> _Task goal_
Gather every line of the entries that includes the word "tras".

Dataset rows for apps and sites:
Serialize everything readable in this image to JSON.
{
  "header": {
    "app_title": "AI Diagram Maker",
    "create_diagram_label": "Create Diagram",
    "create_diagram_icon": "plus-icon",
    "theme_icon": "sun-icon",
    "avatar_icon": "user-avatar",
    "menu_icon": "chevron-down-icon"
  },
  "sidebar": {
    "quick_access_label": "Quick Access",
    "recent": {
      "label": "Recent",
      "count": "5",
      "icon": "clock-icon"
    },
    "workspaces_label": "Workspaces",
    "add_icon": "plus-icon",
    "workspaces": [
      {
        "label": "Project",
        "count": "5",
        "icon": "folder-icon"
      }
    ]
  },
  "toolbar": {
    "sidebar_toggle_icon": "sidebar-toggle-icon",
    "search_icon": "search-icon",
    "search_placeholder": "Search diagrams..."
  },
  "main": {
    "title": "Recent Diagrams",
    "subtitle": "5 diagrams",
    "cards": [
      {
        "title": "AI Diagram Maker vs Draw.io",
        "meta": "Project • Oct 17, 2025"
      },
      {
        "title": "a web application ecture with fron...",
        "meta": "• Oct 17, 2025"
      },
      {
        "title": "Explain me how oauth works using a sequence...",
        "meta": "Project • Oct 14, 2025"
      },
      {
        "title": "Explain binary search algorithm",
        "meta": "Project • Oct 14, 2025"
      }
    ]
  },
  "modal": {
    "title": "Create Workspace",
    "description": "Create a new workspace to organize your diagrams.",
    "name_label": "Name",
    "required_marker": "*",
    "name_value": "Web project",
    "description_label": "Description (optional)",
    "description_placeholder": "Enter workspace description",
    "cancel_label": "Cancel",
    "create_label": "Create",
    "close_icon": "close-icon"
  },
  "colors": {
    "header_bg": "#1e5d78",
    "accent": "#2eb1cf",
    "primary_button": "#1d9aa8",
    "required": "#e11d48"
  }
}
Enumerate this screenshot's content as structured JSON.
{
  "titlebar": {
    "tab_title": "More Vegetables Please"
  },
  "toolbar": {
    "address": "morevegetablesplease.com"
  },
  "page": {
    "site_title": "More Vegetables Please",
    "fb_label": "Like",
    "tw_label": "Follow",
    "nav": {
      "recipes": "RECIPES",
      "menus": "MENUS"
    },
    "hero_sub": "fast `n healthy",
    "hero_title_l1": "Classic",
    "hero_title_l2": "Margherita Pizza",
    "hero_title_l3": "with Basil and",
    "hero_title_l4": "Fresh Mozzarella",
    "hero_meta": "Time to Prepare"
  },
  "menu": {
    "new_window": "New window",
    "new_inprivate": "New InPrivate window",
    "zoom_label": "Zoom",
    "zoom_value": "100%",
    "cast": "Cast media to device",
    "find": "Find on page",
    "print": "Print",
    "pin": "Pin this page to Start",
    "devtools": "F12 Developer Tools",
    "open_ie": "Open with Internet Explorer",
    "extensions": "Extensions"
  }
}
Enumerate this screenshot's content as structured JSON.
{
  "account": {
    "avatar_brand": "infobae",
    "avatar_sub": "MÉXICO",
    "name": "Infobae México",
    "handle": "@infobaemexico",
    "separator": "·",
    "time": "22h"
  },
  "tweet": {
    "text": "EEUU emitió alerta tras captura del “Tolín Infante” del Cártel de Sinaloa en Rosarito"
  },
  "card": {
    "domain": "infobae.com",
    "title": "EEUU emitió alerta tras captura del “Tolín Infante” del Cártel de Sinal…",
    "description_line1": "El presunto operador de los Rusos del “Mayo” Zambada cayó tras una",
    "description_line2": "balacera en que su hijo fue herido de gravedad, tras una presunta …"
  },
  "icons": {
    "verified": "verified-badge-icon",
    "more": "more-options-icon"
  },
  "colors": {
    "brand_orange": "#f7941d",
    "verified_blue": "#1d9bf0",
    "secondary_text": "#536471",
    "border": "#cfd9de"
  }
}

> _Your response_
    "text": "EEUU emitió alerta tras captura del “Tolín Infante” del Cártel de Sinaloa en Rosarito"
    "title": "EEUU emitió alerta tras captura del “Tolín Infante” del Cártel de Sinal…",
    "description_line1": "El presunto operador de los Rusos del “Mayo” Zambada cayó tras una",
    "description_line2": "balacera en que su hijo fue herido de gravedad, tras una presunta …"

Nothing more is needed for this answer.